Nathan Quinones (October 12, 1930 – July 25, 2010; pronounced key-NYO-nas) was an American educator and administrator who served as the New York City School Chancellor from 1984 to 1987, where he led efforts to improve educational standards and cut the system's dropout rate.
Quinones was born on October 12, 1930, in East Harlem and attended the High School of Commerce. He decided to attend college "by chance", as he had never received any formal college guidance and had applied to City College of New York solely because friends of his were applying there. He graduated from City College in 1953 having majored in classical and romance languages while working six nights a week at a hospital. He served in the United States Army in South Korea after graduating from college. While in the Army, Quinones was given the responsibility of helping his fellow soldiers earn their GED, an experience that led him to pursue the field of education. After completing his military service, he attended Columbia University, where he earned a master's degree in Hispanic literature in 1965 and a Master of Education degree in 1967 at Hunter College.

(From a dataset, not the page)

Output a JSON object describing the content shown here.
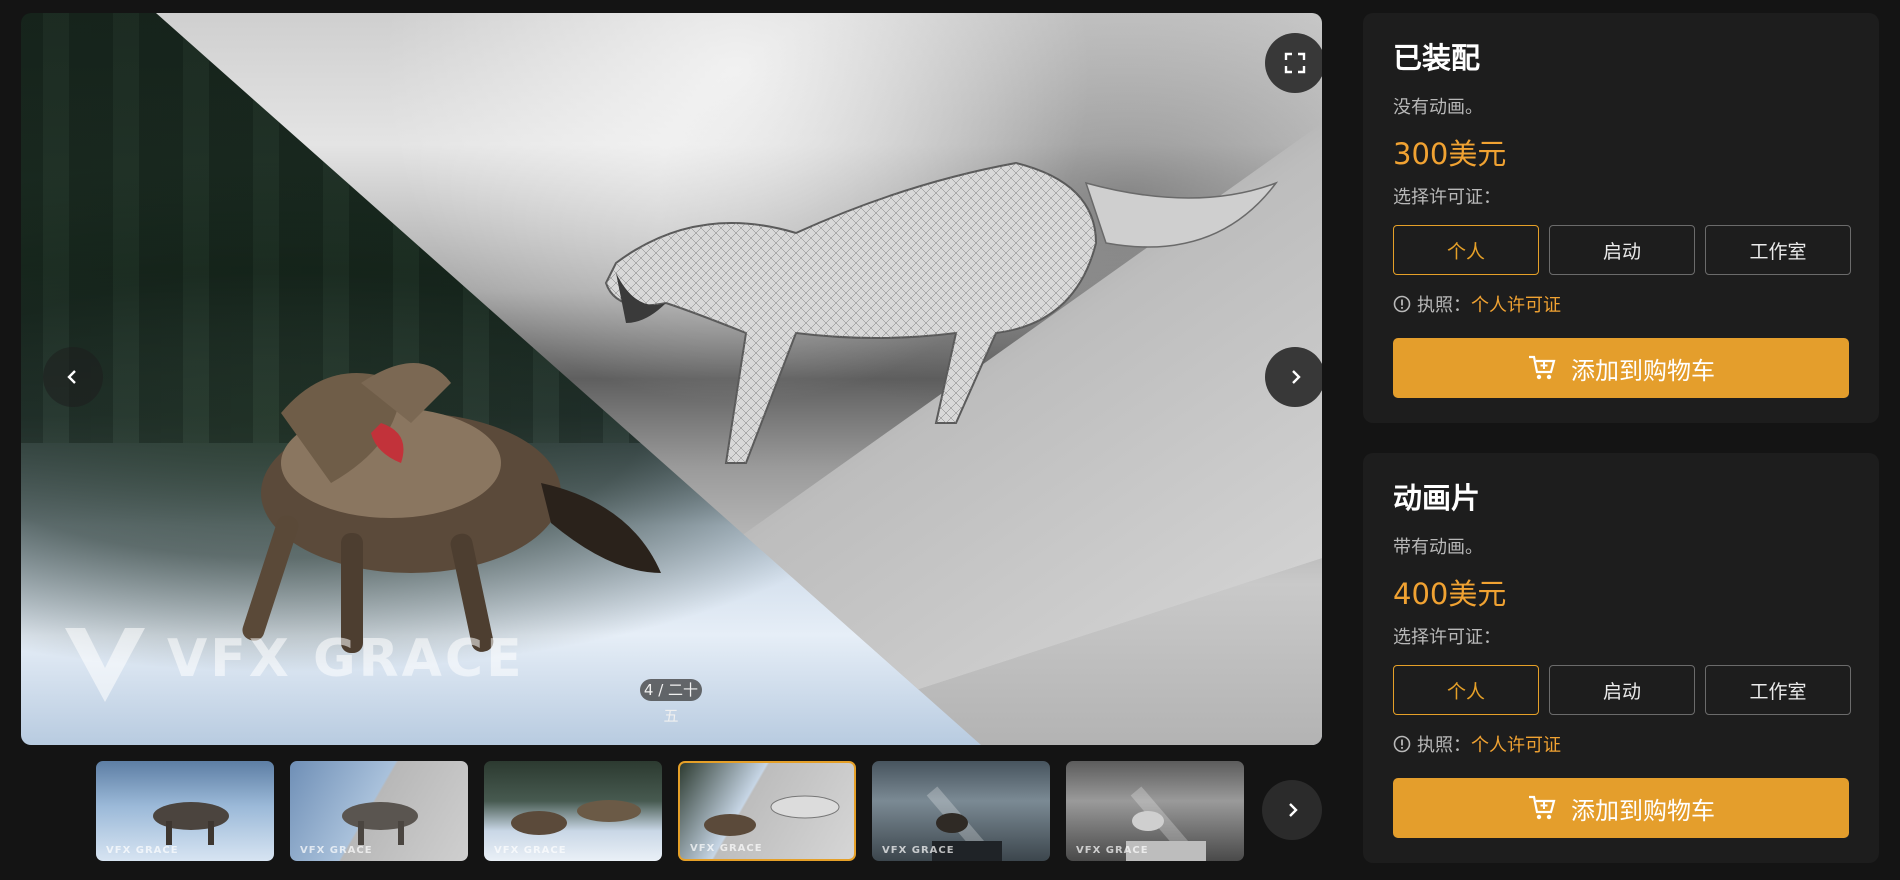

In 1955, he got a job with the New York City Department of Welfare as a caseworker, where he lasted 18 months. He was hired by the New York City Public Schools in 1957, where he was initially assigned to teach Spanish language at Thomas Jefferson High School. Quinones worked his way up to head the foreign languages department at Benjamin N. Cardozo High School and was named principal of South Bronx High School in 1977. Incoming School Chancellor Frank J. Macchiarola dismissed Samuel Polatnick as Executive Director of High Schools and named Quinones to the $43,000 a year position as Polatnick's replacement, naming him to the position without having advertised the post and bypassing principals with far more experience than Quinones had.
New York City Schools Chancellor
After Anthony J. Alvarado resigned as School Chancellor in May 1984 in the wake of professional misconduct charges, Quinones was selected as Chancellor, having served in the position on an interim basis after Alvarado placed himself on leave two months earlier. While Quinones had been relegated to a minor role under Alvarado, once Quinones became acting Chancellor he removed several administrators tied to Alvarado and restored the structure of high school administration that Alvarado had eliminated. Quinones set higher standards for math and reading, and established an all-day kindergarten program, while undoing efforts Alvarado had made at developing high schools with special themes. Test scores rose and overcrowding was addressed during his tenure, and oversaw the creation of the Harvey Milk High School, which was designed to be a safe space for students regardless of sexual orientation.
He was criticized for his management of the district and its finances, with mayoral candidate Carol Bellamy saying that he "consistently failed to provide the leadership or sound management we need". Pressured to resign as Chancellor in 1987, six months before his contract expired, Mayor Ed Koch called Quinones "a first-rate chancellor" and regretted "that others were not supportive of him" saying that Quinones' "sedate kind of style" had hurt him from a political standpoint. Quinones expressed tremendous relief that he no longer had the burden of leading the school system, saying "I felt like a little bird" singing to himself as he walked down the street.
Anthony J. Alvarado
|Schools Chancellor of New York City
Dr. Charles Schonhaut (acting chancellor)
- "Chancellor Nathan Quinones Central Files, 1984-1988, Series 1125", New York City Department of Records and Information Services. Accessed July 27, 2010.
- Martin, Douglas. "Nathan Quinones Dies at 79; Led New York City Schools", The New York Times, July 27, 2010. Accessed July 27, 2010.
- Chambers, Marcia. "New Chancellor Will Insist on Top Performance; Will Not Tolerate Excuse", The New York Times, June 30, 1978. Accessed July 27, 2010.
- via Associated Press. "Alvarado resigns N.Y. school post", The Day (New London), May 12, 1984. Accessed July 27, 2010.